> Exercise directions
Across the entries below, tally every line that holds the string "page" and reply with the number only.

> The data
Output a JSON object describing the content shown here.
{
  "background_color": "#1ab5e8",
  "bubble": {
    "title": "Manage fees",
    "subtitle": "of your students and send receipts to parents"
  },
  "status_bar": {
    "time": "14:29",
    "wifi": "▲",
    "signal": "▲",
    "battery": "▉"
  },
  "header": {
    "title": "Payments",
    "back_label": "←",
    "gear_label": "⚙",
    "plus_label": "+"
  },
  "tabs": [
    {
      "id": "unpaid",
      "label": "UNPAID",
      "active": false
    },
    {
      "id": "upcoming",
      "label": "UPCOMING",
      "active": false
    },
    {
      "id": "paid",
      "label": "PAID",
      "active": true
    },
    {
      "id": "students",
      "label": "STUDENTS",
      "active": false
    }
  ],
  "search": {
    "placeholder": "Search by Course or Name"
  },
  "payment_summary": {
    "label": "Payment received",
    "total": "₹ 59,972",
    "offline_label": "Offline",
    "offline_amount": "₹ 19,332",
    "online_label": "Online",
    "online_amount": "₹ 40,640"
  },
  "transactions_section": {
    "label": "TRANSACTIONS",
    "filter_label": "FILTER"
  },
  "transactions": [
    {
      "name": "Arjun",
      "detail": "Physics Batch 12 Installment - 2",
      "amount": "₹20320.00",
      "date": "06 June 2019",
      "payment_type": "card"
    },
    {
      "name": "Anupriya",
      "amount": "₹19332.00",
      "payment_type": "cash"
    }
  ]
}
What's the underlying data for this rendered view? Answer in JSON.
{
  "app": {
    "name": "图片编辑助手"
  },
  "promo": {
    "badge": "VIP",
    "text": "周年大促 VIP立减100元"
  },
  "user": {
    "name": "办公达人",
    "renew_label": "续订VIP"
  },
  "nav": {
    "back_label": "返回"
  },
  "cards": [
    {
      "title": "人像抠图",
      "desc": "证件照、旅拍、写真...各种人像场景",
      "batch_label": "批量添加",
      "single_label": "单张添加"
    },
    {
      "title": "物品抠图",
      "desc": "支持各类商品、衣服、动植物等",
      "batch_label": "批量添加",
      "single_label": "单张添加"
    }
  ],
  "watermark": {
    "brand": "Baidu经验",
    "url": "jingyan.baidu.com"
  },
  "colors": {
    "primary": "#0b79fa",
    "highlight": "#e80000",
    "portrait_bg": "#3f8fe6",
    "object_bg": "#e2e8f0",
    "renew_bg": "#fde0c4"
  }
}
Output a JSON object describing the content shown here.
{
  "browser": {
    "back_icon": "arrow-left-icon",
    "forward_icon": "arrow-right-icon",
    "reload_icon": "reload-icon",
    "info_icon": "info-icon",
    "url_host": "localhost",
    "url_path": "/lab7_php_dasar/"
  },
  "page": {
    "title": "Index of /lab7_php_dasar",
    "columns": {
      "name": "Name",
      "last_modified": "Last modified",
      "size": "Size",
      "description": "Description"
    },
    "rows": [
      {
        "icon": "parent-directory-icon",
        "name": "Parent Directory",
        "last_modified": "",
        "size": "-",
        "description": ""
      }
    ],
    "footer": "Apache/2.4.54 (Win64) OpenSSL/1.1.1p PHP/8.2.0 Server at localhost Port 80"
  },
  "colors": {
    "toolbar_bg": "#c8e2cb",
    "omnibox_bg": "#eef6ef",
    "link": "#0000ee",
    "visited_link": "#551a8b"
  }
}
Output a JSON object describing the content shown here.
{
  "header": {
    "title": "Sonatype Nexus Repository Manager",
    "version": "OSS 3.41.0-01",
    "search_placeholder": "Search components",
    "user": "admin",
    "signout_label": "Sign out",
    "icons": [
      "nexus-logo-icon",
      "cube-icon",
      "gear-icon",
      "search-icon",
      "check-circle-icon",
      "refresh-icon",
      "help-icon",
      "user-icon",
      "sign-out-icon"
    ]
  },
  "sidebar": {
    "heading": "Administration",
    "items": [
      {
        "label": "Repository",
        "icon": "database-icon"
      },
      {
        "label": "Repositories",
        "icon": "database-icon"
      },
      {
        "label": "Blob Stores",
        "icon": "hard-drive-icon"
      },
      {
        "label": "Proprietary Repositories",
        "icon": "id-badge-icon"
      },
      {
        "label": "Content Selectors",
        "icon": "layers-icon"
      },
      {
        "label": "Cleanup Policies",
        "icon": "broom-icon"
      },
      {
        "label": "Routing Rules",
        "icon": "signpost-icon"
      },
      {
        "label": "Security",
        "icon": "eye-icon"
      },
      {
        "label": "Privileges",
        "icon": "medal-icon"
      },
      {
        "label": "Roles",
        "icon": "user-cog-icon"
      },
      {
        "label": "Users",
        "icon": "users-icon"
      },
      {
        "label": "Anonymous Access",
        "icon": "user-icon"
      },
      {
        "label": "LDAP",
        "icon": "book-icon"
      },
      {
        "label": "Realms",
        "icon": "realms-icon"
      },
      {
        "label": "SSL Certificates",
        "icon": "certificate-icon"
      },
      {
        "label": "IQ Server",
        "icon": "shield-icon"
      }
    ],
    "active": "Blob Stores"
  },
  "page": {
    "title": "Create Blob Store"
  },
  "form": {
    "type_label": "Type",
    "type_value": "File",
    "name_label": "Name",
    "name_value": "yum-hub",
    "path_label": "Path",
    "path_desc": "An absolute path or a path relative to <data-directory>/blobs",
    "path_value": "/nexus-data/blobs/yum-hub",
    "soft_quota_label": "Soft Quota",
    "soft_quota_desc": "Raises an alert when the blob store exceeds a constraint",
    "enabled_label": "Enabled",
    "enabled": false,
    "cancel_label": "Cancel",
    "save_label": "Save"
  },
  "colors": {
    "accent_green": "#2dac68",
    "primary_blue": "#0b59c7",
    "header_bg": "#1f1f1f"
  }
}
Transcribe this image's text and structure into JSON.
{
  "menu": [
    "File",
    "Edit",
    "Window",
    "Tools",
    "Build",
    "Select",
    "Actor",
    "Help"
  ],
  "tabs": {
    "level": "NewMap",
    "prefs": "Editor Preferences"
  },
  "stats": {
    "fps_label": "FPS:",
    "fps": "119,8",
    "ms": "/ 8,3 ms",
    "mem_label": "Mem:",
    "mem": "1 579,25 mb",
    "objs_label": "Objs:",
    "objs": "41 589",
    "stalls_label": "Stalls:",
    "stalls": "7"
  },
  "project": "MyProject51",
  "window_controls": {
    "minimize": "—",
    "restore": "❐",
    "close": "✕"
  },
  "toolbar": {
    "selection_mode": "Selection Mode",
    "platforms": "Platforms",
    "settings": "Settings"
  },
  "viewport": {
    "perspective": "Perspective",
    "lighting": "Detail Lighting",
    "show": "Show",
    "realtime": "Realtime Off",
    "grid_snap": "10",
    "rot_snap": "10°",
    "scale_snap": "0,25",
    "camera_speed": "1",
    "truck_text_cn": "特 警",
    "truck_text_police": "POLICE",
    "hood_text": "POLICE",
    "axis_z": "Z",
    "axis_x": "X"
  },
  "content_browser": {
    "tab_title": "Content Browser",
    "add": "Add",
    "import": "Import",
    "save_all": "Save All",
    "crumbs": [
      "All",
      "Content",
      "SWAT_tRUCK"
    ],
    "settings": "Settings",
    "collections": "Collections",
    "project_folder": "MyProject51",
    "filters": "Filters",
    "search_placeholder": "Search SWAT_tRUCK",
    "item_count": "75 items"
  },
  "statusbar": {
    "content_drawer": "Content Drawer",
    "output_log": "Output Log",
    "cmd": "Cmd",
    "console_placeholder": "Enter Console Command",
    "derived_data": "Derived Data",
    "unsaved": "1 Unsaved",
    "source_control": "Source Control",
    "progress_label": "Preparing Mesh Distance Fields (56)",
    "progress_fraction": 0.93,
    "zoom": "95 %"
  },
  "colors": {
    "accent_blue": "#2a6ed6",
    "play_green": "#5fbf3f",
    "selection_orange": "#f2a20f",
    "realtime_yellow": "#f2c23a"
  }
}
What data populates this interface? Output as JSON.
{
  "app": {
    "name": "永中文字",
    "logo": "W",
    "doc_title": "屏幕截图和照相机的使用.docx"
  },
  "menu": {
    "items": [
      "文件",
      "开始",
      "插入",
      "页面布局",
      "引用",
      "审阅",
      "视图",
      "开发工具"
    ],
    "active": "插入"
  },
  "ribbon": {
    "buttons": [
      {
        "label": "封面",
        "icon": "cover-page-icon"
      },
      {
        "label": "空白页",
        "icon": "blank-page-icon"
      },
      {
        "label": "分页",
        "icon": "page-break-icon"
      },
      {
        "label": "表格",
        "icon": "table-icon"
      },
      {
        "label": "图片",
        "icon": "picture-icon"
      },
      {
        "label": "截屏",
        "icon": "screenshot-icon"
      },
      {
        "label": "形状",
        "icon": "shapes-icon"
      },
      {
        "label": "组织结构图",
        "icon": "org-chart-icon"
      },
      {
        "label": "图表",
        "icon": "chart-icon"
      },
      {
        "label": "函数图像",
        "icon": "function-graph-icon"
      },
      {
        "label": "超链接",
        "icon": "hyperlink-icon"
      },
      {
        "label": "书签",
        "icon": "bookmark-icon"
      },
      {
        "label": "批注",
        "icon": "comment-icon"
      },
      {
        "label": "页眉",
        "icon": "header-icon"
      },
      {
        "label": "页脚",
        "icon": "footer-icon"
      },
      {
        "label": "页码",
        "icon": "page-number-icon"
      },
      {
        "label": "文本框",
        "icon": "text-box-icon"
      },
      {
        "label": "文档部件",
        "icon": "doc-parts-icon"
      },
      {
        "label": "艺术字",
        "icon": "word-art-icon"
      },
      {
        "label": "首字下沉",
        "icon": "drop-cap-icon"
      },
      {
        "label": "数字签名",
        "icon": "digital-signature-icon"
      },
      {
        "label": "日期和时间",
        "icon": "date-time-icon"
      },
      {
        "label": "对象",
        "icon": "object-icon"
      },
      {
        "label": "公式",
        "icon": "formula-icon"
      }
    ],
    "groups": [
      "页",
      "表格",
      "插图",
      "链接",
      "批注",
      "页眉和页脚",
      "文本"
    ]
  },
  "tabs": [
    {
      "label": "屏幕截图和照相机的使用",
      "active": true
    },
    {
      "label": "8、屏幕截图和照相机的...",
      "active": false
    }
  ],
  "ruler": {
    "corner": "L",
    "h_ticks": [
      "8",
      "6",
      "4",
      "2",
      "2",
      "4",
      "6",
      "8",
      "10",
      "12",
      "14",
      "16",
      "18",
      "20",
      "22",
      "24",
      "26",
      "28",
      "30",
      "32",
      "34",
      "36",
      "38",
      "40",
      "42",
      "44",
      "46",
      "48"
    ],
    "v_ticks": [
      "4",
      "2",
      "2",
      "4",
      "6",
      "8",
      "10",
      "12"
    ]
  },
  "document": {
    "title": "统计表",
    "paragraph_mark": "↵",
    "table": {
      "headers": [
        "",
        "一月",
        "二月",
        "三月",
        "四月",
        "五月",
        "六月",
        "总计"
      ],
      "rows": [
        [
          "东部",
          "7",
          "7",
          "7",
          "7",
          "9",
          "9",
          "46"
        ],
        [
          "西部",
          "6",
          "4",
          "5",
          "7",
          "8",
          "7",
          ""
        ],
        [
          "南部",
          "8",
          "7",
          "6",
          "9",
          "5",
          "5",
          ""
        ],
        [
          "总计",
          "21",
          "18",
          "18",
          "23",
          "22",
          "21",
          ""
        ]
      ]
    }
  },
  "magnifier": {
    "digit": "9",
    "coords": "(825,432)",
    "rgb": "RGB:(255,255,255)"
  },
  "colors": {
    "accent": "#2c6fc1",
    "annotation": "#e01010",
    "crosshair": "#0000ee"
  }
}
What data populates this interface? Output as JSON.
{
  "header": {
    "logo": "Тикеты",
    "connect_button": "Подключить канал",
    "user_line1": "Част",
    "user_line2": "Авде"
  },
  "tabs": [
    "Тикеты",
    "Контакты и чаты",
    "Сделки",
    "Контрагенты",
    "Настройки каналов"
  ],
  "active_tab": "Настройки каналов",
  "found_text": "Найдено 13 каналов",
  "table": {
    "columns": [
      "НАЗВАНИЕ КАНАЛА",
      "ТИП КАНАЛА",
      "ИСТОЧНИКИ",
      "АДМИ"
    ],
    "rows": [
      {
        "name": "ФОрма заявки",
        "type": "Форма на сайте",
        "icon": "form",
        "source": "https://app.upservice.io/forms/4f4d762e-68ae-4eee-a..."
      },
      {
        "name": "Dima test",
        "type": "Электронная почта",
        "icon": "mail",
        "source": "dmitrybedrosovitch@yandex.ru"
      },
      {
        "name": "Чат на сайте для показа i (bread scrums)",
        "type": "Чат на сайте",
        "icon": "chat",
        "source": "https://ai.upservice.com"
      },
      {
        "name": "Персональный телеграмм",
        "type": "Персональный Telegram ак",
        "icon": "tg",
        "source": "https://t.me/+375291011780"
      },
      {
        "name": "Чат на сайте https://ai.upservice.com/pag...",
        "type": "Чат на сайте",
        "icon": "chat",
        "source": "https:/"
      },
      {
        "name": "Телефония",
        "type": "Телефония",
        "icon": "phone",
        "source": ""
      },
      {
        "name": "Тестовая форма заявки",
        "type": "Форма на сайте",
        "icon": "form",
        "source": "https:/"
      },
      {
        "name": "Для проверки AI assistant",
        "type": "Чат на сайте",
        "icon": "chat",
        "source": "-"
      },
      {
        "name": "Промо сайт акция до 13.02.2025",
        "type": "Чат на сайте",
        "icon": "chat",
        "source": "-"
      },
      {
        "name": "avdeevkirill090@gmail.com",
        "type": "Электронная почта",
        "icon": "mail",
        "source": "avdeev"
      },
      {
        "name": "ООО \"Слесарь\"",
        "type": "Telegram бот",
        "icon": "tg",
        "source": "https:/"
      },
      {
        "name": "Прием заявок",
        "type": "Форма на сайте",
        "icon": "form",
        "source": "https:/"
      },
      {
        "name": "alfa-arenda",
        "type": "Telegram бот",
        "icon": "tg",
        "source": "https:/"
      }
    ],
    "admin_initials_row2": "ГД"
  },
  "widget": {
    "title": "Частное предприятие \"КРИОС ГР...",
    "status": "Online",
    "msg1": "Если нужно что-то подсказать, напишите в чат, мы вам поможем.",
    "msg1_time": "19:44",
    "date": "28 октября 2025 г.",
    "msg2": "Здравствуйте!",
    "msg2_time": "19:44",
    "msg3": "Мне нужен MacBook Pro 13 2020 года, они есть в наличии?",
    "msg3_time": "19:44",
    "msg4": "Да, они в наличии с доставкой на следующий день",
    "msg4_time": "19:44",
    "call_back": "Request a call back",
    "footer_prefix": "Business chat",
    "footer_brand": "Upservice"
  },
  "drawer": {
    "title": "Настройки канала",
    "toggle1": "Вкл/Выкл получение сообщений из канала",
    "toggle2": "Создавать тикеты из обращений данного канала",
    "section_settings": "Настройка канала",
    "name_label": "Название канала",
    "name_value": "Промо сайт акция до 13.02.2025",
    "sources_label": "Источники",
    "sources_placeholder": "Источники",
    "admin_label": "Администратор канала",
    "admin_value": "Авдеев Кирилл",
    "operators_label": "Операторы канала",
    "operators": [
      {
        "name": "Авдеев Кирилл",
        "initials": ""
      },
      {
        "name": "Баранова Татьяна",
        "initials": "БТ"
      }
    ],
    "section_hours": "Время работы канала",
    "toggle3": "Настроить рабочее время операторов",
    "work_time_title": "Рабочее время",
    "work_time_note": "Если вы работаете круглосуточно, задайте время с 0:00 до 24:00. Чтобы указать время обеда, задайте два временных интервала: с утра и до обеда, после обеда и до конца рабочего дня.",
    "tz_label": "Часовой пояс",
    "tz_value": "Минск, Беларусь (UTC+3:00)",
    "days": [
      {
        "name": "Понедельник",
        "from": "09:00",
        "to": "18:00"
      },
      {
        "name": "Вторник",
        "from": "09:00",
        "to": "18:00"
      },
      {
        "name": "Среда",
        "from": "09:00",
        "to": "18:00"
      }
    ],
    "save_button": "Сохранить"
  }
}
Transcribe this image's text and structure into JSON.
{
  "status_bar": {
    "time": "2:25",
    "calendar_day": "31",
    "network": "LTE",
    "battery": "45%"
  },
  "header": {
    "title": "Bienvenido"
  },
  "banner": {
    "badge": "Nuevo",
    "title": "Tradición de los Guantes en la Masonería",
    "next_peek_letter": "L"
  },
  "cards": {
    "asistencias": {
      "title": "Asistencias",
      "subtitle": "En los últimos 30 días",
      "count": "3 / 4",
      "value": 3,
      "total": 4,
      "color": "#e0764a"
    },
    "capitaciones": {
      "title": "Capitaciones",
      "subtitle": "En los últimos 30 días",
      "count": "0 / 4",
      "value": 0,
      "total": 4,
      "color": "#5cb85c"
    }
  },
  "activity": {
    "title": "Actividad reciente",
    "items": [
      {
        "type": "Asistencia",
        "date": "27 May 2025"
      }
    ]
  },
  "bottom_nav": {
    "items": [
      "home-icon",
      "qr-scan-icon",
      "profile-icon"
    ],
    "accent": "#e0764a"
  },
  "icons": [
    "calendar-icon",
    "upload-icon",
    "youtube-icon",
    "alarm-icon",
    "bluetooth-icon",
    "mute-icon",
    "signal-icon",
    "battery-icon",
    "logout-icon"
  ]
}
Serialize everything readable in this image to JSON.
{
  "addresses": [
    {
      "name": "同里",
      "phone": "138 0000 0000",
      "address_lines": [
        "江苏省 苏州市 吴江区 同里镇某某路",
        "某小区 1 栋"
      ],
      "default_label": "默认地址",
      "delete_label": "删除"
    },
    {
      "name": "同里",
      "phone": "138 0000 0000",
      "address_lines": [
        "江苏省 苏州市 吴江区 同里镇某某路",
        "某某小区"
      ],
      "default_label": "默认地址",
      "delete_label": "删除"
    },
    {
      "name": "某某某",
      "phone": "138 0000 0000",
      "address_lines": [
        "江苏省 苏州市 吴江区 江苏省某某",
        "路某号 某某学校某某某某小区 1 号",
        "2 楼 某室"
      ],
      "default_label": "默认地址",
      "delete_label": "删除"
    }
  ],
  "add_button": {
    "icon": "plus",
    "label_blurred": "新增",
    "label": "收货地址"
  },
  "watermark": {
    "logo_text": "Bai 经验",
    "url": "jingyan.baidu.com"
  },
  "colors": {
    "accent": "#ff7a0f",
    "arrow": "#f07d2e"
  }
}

> Written answer
6